**What the task asks:**
What lines of the data below hold the string "color"? Copy each one.

Information shown Block Start

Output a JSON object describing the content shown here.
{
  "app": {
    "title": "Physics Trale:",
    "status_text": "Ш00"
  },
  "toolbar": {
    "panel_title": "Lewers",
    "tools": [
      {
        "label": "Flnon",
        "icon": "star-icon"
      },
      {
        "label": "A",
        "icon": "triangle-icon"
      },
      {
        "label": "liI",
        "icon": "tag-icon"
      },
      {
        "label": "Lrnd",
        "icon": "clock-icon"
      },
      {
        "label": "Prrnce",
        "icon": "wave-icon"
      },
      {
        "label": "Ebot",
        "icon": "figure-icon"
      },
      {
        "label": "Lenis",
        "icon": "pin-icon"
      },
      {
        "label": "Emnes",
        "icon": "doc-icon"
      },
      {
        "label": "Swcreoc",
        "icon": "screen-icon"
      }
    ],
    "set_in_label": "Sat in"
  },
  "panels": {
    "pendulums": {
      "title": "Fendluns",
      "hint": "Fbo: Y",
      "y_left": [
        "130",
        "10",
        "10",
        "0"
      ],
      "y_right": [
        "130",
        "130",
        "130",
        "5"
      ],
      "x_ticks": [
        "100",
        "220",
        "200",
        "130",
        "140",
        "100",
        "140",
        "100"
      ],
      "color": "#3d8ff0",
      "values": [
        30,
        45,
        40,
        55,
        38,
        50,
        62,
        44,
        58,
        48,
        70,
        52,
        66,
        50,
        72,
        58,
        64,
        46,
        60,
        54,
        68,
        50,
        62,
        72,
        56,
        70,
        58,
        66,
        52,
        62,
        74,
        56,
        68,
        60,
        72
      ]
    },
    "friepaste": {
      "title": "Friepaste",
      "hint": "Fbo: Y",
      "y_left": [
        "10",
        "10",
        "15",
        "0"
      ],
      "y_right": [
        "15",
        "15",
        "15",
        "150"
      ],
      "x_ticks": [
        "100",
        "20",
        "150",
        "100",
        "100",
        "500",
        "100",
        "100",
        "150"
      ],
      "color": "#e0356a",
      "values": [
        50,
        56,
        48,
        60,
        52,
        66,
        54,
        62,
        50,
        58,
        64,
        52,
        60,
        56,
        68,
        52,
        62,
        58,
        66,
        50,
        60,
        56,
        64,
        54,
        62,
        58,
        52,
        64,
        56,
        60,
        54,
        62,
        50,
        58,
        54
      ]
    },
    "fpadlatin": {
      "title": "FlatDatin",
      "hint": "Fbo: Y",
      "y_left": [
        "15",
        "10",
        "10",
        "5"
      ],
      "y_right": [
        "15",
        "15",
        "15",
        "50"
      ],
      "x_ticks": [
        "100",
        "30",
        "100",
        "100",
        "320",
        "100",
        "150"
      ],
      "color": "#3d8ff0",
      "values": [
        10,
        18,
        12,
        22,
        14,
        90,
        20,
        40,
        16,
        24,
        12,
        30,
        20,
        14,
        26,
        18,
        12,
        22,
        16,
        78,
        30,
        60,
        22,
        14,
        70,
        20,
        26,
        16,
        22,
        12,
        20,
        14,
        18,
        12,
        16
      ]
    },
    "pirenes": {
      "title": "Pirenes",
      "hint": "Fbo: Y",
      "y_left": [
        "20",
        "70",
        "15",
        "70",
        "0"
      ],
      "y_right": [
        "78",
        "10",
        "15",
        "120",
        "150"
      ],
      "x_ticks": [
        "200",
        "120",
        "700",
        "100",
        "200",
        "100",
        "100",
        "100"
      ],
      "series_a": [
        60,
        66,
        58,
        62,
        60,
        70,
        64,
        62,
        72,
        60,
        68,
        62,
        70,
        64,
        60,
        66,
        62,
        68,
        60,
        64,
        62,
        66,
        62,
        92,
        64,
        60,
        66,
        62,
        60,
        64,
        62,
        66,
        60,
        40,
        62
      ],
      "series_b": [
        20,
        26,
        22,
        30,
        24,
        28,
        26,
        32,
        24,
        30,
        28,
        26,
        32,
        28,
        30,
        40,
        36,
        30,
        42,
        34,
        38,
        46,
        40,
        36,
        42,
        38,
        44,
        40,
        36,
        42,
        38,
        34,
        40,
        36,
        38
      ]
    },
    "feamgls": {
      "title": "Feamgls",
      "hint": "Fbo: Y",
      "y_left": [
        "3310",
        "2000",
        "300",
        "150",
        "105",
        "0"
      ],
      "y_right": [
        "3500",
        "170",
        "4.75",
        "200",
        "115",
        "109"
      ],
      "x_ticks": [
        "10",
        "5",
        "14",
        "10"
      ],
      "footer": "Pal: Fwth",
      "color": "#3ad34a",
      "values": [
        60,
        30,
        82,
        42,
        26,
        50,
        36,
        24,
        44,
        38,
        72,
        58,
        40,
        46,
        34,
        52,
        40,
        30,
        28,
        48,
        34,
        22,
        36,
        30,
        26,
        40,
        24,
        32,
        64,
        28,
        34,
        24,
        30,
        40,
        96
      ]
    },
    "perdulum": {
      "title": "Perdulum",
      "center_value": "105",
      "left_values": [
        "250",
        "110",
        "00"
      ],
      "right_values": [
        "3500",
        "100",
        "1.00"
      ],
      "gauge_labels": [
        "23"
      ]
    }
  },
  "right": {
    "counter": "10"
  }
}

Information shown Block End

**Response:**
      "color": "#3d8ff0",
      "color": "#e0356a",
      "color": "#3d8ff0",
      "color": "#3ad34a",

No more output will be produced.